What Is Embryo Grading?
Embryo grading is a tool that assists embryologists and clinicians in determining which embryos to transfer, the best day to transmit, and the optimum quantity of eggs to transplant during an IVF therapy.
Intended parents will find how many embryos have formed and are ready to be transferred throughout the IVF process about 24 hours after fertilization. Keep in mind that this figure will almost certainly vary over time. The lab will check up on the embryos on days five and six to assess how they're doing. Also, you know day 5 embryo transfer success rates.
If you have opted to have PGS or PGD performed on your embryos, this is when the biopsies will take place. On these days, unless you request otherwise, it will get frozen for storage.
The development of an embryo
Embryos get morphologically inspected and rated using specific visual criteria specified by the expert embryologist. Once the details get ironed out, the information is sent on to the prospective parents. From the moment they are produced, embryos continue to develop in the incubator. Based on the number of cells embryo, it must achieve some stage of development.
An embryo consists of two cells the day after conception. These cells divide rapidly over the next few days, eventually forming a "sheet" or blanket of cells on the fifth day after fertilization. A blastocyst is a name for such an embryo. Blastocysts will be ranked based on their size and the rate at which they multiply.
Embryos of Various Grades
At this phase, an embryo is in the following stages:
- Early blastocyst
- Expanded Blastocyst
- Hatching expanded blastocyst
- An enlarged embryo is the best quality on Day 5 of embryo development.
Embryologists will subjectively assess an embryo based on its appearance. It is a more subjective assessment, but it is nonetheless significant. This grading system ranges from I to III. And, knowing the day 5 embryo transfer success rates is crucial. Some embryos cells are retained and reevaluated until the sixth day.
Is embryo grading so important?
All of the embryo's components must get considered when determining whether or not it has good potential. Even if they score an A rather than a D, eggs continue to develop. As a result, their ranking may change, potentially rendering lower-graded embryos possibilities for future embryo transfer or freezing.

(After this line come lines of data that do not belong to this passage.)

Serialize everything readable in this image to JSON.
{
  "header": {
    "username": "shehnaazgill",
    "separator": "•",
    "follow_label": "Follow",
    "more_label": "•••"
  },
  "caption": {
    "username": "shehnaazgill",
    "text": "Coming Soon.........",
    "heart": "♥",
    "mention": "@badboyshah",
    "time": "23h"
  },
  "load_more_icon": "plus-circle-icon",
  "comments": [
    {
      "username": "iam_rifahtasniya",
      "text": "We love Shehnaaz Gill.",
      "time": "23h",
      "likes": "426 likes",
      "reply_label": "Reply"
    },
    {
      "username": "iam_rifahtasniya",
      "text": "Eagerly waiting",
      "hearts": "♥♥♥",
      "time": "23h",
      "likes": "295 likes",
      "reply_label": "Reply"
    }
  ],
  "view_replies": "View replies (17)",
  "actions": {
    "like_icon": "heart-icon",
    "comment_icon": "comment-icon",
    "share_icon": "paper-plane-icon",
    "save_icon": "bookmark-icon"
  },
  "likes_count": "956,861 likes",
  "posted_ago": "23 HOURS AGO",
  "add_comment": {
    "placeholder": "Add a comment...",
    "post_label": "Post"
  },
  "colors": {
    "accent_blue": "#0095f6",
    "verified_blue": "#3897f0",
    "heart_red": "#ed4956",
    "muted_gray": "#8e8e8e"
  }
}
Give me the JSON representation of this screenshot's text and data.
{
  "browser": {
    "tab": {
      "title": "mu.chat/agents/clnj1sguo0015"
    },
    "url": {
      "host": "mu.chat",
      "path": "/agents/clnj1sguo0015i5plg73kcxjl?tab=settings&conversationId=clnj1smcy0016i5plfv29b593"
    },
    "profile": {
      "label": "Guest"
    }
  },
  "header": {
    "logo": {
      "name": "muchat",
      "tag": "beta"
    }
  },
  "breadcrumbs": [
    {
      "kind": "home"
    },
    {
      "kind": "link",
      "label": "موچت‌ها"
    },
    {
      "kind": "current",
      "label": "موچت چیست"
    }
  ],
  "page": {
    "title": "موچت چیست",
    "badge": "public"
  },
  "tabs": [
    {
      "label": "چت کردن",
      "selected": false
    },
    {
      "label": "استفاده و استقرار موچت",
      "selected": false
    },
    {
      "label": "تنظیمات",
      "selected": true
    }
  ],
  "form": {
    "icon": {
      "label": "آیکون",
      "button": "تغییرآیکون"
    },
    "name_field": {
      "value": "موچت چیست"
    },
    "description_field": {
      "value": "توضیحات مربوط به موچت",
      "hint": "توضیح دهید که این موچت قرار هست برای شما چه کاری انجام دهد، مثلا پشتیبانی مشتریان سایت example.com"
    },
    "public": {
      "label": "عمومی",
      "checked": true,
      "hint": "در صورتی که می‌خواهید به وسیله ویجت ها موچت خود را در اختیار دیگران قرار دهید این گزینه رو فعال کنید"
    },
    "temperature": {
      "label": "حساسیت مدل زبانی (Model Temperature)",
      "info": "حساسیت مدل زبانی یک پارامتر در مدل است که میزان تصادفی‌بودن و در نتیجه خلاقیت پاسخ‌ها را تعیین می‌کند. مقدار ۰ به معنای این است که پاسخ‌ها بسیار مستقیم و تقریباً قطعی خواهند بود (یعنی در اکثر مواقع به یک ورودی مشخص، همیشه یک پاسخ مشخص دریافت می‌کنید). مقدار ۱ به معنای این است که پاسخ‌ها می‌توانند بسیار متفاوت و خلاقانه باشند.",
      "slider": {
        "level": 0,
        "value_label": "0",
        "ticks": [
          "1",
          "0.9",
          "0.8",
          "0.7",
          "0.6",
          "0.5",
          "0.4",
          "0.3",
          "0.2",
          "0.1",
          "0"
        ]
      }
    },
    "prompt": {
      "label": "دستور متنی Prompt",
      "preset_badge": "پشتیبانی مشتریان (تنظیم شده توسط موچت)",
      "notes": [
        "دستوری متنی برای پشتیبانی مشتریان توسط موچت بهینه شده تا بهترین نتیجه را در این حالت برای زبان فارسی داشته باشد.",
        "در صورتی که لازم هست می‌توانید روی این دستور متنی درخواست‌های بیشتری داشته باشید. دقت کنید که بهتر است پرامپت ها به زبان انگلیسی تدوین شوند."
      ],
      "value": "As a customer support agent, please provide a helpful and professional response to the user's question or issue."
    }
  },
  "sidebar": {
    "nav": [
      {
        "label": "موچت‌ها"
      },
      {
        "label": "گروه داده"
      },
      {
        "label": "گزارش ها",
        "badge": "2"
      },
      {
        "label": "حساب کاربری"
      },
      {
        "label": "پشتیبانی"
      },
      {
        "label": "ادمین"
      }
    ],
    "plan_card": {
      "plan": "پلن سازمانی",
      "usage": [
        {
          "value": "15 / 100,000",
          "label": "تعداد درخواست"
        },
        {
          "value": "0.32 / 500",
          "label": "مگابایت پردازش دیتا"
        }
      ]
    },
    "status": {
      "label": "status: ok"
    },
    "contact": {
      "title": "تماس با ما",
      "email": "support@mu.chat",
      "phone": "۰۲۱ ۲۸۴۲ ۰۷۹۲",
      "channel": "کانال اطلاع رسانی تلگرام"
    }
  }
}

Embryo grading is a tool that aids scientists and physicians in making decisions, but it is only one element of the process. It is why our doctors and scientists use a patient's entire medical history when determining an embryo's potential. Grading embryos is just one stage in a seemingly endless journey. That is why it is critical to maintaining focus on the objective.
When deciding whether or not to transfer, your medical team considers various factors, including your age, fertility history, which embryos to transplant, how many eggs to transmit, and which day is most likely to result in a healthy pregnancy. So file all of this information away in the back of your memory.
Guide to Know About Embryo Grading
What Is Embryo Grading?